Despite a drop in enrollment, Medora Community School Corp. officials are considering a 2016 budget that would be 3.8 percent higher than the present one.
The 2016 budget is $2,829,459, which is up from the 2015 approved budget of $2,744,848.
Most of the $84,611 increase, if approved by the state in the fall, would be used to help buy a bus in two years and to pay for painting the gymnasium.
Superintendent Roger Bane said during a budget workshop Thursday that he has to present the proposed budget to the Jackson County Council for review by Tuesday. A public hearing will be Sept. 21, and the budget will be up for approval at the Oct. 12 regular school board meeting. Both meetings will be at 6 p.m. in the school library.
The state will review the budget during hearings in the fall, and it likely will be reduced when updated information about assessed valuation becomes available.
As of Thursday, the corporation’s student count was 217. In February, the number stood at 235½. One difference in the count this school year is kindergartners are now counted as whole instead of half, Bane said.
The proposed general fund would increase from $1,866,253 to $1,874,157.

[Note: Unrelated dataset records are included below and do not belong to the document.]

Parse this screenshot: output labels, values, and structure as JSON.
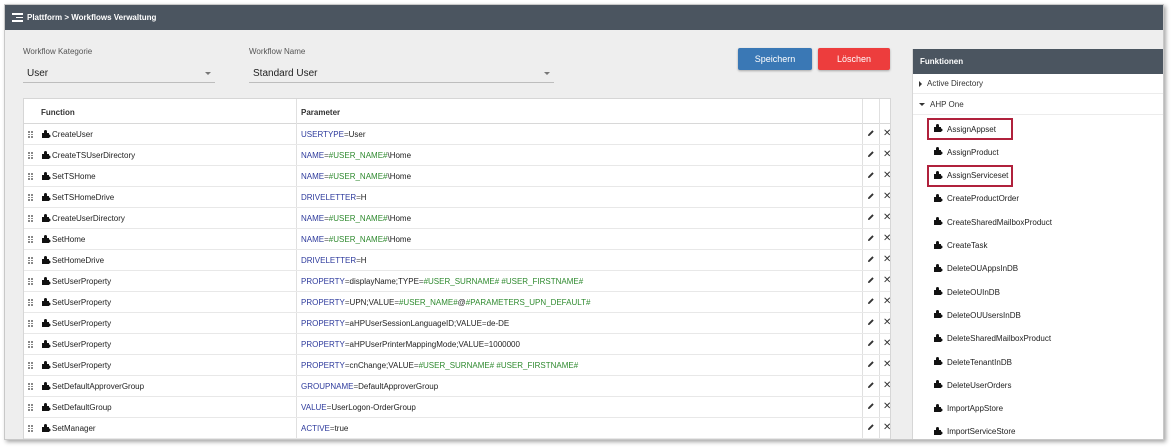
{
  "topbar": {
    "breadcrumb": "Plattform > Workflows Verwaltung"
  },
  "form": {
    "category_label": "Workflow Kategorie",
    "category_value": "User",
    "name_label": "Workflow Name",
    "name_value": "Standard User",
    "save_label": "Speichern",
    "delete_label": "Löschen"
  },
  "table": {
    "col_function": "Function",
    "col_parameter": "Parameter",
    "rows": [
      {
        "function": "CreateUser",
        "param": [
          [
            "k",
            "USERTYPE"
          ],
          [
            "eq",
            "="
          ],
          [
            "v",
            "User"
          ]
        ]
      },
      {
        "function": "CreateTSUserDirectory",
        "param": [
          [
            "k",
            "NAME"
          ],
          [
            "eq",
            "="
          ],
          [
            "var",
            "#USER_NAME#"
          ],
          [
            "v",
            "\\Home"
          ]
        ]
      },
      {
        "function": "SetTSHome",
        "param": [
          [
            "k",
            "NAME"
          ],
          [
            "eq",
            "="
          ],
          [
            "var",
            "#USER_NAME#"
          ],
          [
            "v",
            "\\Home"
          ]
        ]
      },
      {
        "function": "SetTSHomeDrive",
        "param": [
          [
            "k",
            "DRIVELETTER"
          ],
          [
            "eq",
            "="
          ],
          [
            "v",
            "H"
          ]
        ]
      },
      {
        "function": "CreateUserDirectory",
        "param": [
          [
            "k",
            "NAME"
          ],
          [
            "eq",
            "="
          ],
          [
            "var",
            "#USER_NAME#"
          ],
          [
            "v",
            "\\Home"
          ]
        ]
      },
      {
        "function": "SetHome",
        "param": [
          [
            "k",
            "NAME"
          ],
          [
            "eq",
            "="
          ],
          [
            "var",
            "#USER_NAME#"
          ],
          [
            "v",
            "\\Home"
          ]
        ]
      },
      {
        "function": "SetHomeDrive",
        "param": [
          [
            "k",
            "DRIVELETTER"
          ],
          [
            "eq",
            "="
          ],
          [
            "v",
            "H"
          ]
        ]
      },
      {
        "function": "SetUserProperty",
        "param": [
          [
            "k",
            "PROPERTY"
          ],
          [
            "eq",
            "="
          ],
          [
            "v",
            "displayName;TYPE"
          ],
          [
            "eq",
            "="
          ],
          [
            "var",
            "#USER_SURNAME# #USER_FIRSTNAME#"
          ]
        ]
      },
      {
        "function": "SetUserProperty",
        "param": [
          [
            "k",
            "PROPERTY"
          ],
          [
            "eq",
            "="
          ],
          [
            "v",
            "UPN;VALUE"
          ],
          [
            "eq",
            "="
          ],
          [
            "var",
            "#USER_NAME#"
          ],
          [
            "v",
            "@"
          ],
          [
            "var",
            "#PARAMETERS_UPN_DEFAULT#"
          ]
        ]
      },
      {
        "function": "SetUserProperty",
        "param": [
          [
            "k",
            "PROPERTY"
          ],
          [
            "eq",
            "="
          ],
          [
            "v",
            "aHPUserSessionLanguageID;VALUE"
          ],
          [
            "eq",
            "="
          ],
          [
            "v",
            "de-DE"
          ]
        ]
      },
      {
        "function": "SetUserProperty",
        "param": [
          [
            "k",
            "PROPERTY"
          ],
          [
            "eq",
            "="
          ],
          [
            "v",
            "aHPUserPrinterMappingMode;VALUE"
          ],
          [
            "eq",
            "="
          ],
          [
            "v",
            "1000000"
          ]
        ]
      },
      {
        "function": "SetUserProperty",
        "param": [
          [
            "k",
            "PROPERTY"
          ],
          [
            "eq",
            "="
          ],
          [
            "v",
            "cnChange;VALUE"
          ],
          [
            "eq",
            "="
          ],
          [
            "var",
            "#USER_SURNAME# #USER_FIRSTNAME#"
          ]
        ]
      },
      {
        "function": "SetDefaultApproverGroup",
        "param": [
          [
            "k",
            "GROUPNAME"
          ],
          [
            "eq",
            "="
          ],
          [
            "v",
            "DefaultApproverGroup"
          ]
        ]
      },
      {
        "function": "SetDefaultGroup",
        "param": [
          [
            "k",
            "VALUE"
          ],
          [
            "eq",
            "="
          ],
          [
            "v",
            "UserLogon-OrderGroup"
          ]
        ]
      },
      {
        "function": "SetManager",
        "param": [
          [
            "k",
            "ACTIVE"
          ],
          [
            "eq",
            "="
          ],
          [
            "v",
            "true"
          ]
        ]
      }
    ]
  },
  "sidebar": {
    "title": "Funktionen",
    "groups": [
      {
        "label": "Active Directory",
        "expanded": false
      },
      {
        "label": "AHP One",
        "expanded": true
      }
    ],
    "functions": [
      {
        "label": "AssignAppset",
        "highlight": true
      },
      {
        "label": "AssignProduct",
        "highlight": false
      },
      {
        "label": "AssignServiceset",
        "highlight": true
      },
      {
        "label": "CreateProductOrder",
        "highlight": false
      },
      {
        "label": "CreateSharedMailboxProduct",
        "highlight": false
      },
      {
        "label": "CreateTask",
        "highlight": false
      },
      {
        "label": "DeleteOUAppsInDB",
        "highlight": false
      },
      {
        "label": "DeleteOUInDB",
        "highlight": false
      },
      {
        "label": "DeleteOUUsersInDB",
        "highlight": false
      },
      {
        "label": "DeleteSharedMailboxProduct",
        "highlight": false
      },
      {
        "label": "DeleteTenantInDB",
        "highlight": false
      },
      {
        "label": "DeleteUserOrders",
        "highlight": false
      },
      {
        "label": "ImportAppStore",
        "highlight": false
      },
      {
        "label": "ImportServiceStore",
        "highlight": false
      }
    ]
  },
  "colors": {
    "topbar": "#4b5560",
    "save": "#3a78b5",
    "delete": "#ed3d3d",
    "highlight_border": "#b0213c",
    "param_key": "#2d3a9c",
    "param_variable": "#2f8a2f"
  },
  "icons": {
    "menu": "menu-icon",
    "function": "puzzle-icon",
    "edit": "pencil-icon",
    "remove": "close-icon",
    "drag": "drag-handle-icon"
  }
}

Another fund that increased in the budget is capital projects, which went from $267,220 this year to $277,556 for 2016. Bane said he put some extra dollars in for next year to be able to paint the gymnasium.
Also increasing was debt service, going from $425,000 to $451,671. Bane said when a refinance was performed, the Qualified Zone Academy Bond was not included.
A QZAB is a low-interest or interest-free loan for public schools with 35 percent or more of the student body eligible for free or reduced-price lunch programs. Funds can be used for renovation and rehabilitation projects or equipment purchases.
At Medora, the loan was used for energy-saving air conditioning and lighting installation.
“That was wrapped into another bond issue we had that, when we refinanced, they didn’t keep it wrapped in, so we have to start making that payment separately,” Bane said. “We just pay the principal back.”
The bus replacement fund saw the biggest jump, going from $46,785 to $85,000. Bane said the corporation’s pension debt comes off of one of the other funds 100 percent, and this time around for Medora, it’s the bus replacement fund. The 2016 pension debt is $34,775.
Bane said the hope is to be able to replace a bus in 2017. A new school bus costs around $100,000.
One of the corporation’s buses is 12 years old, but the school has only had it for 11 years, so it would still have another year left until it would have to be replaced, Bane said.
The transportation fund, which is used to pay bus drivers and to repair and maintain buses, went from $105,000 this year to $106,300 for 2016.
What: Medora Community School Corp. Board of Trustees meeting
Where: School library, 82 S. George St.
When: 6 p.m. Oct. 12
On the agenda: 2016 school budget up for approval